What is being asked: The only thing to send back is the number of lines below that hold the string "Complete".

The data:
- Opening Delimiter -

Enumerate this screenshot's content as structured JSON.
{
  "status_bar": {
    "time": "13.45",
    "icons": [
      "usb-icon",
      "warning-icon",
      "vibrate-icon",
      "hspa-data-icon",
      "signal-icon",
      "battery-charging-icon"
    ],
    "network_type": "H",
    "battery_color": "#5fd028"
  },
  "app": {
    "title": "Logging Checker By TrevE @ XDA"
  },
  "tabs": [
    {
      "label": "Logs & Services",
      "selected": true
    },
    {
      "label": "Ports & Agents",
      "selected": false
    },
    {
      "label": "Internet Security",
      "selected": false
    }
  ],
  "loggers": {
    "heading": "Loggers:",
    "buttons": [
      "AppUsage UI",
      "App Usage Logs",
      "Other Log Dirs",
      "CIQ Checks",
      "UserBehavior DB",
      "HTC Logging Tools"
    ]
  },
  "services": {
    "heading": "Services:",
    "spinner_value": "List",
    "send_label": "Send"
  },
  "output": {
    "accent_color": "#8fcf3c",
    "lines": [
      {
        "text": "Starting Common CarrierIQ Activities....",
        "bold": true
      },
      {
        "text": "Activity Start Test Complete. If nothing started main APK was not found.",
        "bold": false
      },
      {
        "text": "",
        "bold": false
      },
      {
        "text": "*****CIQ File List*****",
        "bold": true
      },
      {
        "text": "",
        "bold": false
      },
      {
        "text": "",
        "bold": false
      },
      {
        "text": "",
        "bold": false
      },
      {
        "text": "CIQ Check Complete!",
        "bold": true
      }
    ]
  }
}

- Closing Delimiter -

Your response: 2